__Work to complete__: Each entry below should be written out exactly as it is, with no pictures.

__Task material__:

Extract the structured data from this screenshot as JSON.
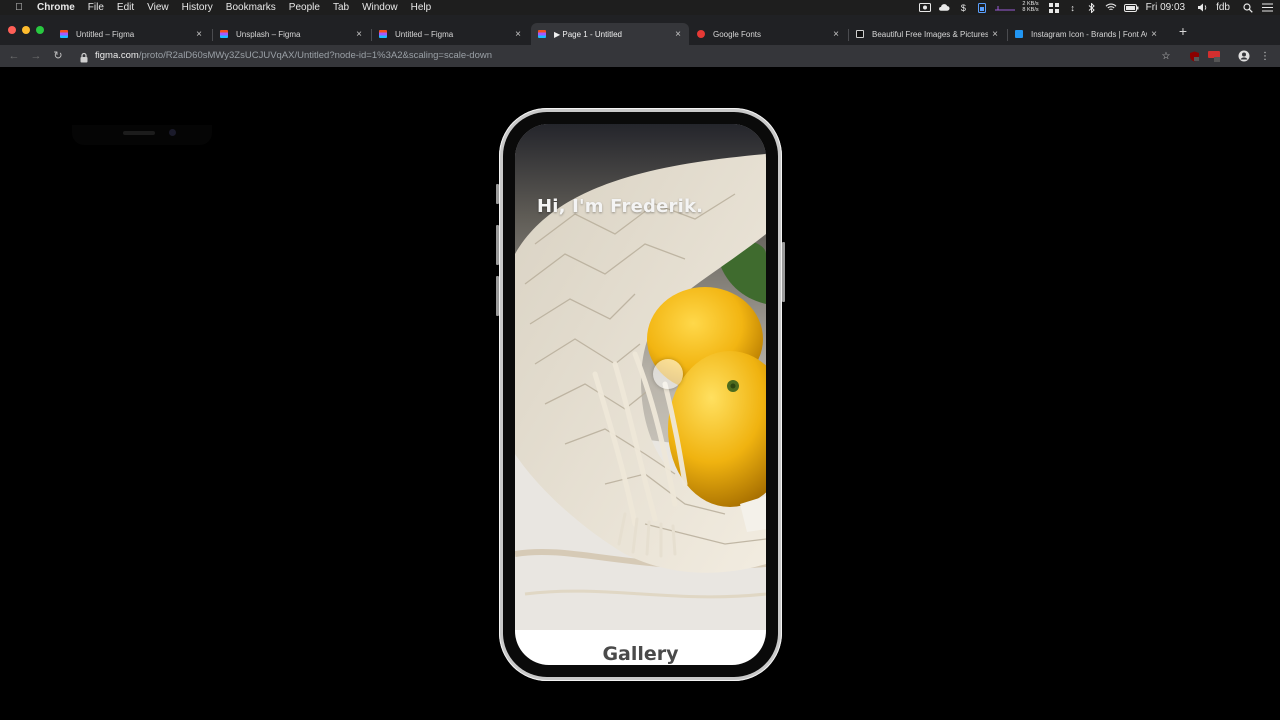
{
  "menubar": {
    "apple_icon": "apple-logo-icon",
    "app_name": "Chrome",
    "items": [
      "File",
      "Edit",
      "View",
      "History",
      "Bookmarks",
      "People",
      "Tab",
      "Window",
      "Help"
    ],
    "net_up": "2 KB/s",
    "net_down": "8 KB/s",
    "clock": "Fri 09:03",
    "user": "fdb"
  },
  "tabs": [
    {
      "label": "Untitled – Figma",
      "favicon": "figma-icon",
      "color": "#a259ff"
    },
    {
      "label": "Unsplash – Figma",
      "favicon": "figma-icon",
      "color": "#a259ff"
    },
    {
      "label": "Untitled – Figma",
      "favicon": "figma-icon",
      "color": "#a259ff"
    },
    {
      "label": "▶ Page 1 - Untitled",
      "favicon": "figma-icon",
      "color": "#a259ff"
    },
    {
      "label": "Google Fonts",
      "favicon": "google-fonts-icon",
      "color": "#e53935"
    },
    {
      "label": "Beautiful Free Images & Pictures",
      "favicon": "unsplash-icon",
      "color": "#cfcfcf"
    },
    {
      "label": "Instagram Icon - Brands | Font Awesome",
      "favicon": "font-awesome-icon",
      "color": "#2196f3"
    }
  ],
  "toolbar": {
    "url_host": "figma.com",
    "url_path": "/proto/R2alD60sMWy3ZsUCJUVqAX/Untitled?node-id=1%3A2&scaling=scale-down"
  },
  "prototype": {
    "hero_title": "Hi, I'm Frederik.",
    "section_title": "Gallery"
  },
  "colors": {
    "chrome_dark": "#202124",
    "toolbar": "#35363a",
    "canvas": "#000000",
    "lemon": "#f2b512"
  }
}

__Response__:
Extract the structured data from this screenshot as JSON.
{
  "menubar": {
    "apple_icon": "apple-logo-icon",
    "app_name": "Chrome",
    "items": [
      "File",
      "Edit",
      "View",
      "History",
      "Bookmarks",
      "People",
      "Tab",
      "Window",
      "Help"
    ],
    "net_up": "2 KB/s",
    "net_down": "8 KB/s",
    "clock": "Fri 09:03",
    "user": "fdb"
  },
  "tabs": [
    {
      "label": "Untitled – Figma",
      "favicon": "figma-icon",
      "color": "#a259ff"
    },
    {
      "label": "Unsplash – Figma",
      "favicon": "figma-icon",
      "color": "#a259ff"
    },
    {
      "label": "Untitled – Figma",
      "favicon": "figma-icon",
      "color": "#a259ff"
    },
    {
      "label": "▶ Page 1 - Untitled",
      "favicon": "figma-icon",
      "color": "#a259ff"
    },
    {
      "label": "Google Fonts",
      "favicon": "google-fonts-icon",
      "color": "#e53935"
    },
    {
      "label": "Beautiful Free Images & Pictures",
      "favicon": "unsplash-icon",
      "color": "#cfcfcf"
    },
    {
      "label": "Instagram Icon - Brands | Font Awesome",
      "favicon": "font-awesome-icon",
      "color": "#2196f3"
    }
  ],
  "toolbar": {
    "url_host": "figma.com",
    "url_path": "/proto/R2alD60sMWy3ZsUCJUVqAX/Untitled?node-id=1%3A2&scaling=scale-down"
  },
  "prototype": {
    "hero_title": "Hi, I'm Frederik.",
    "section_title": "Gallery"
  },
  "colors": {
    "chrome_dark": "#202124",
    "toolbar": "#35363a",
    "canvas": "#000000",
    "lemon": "#f2b512"
  }
}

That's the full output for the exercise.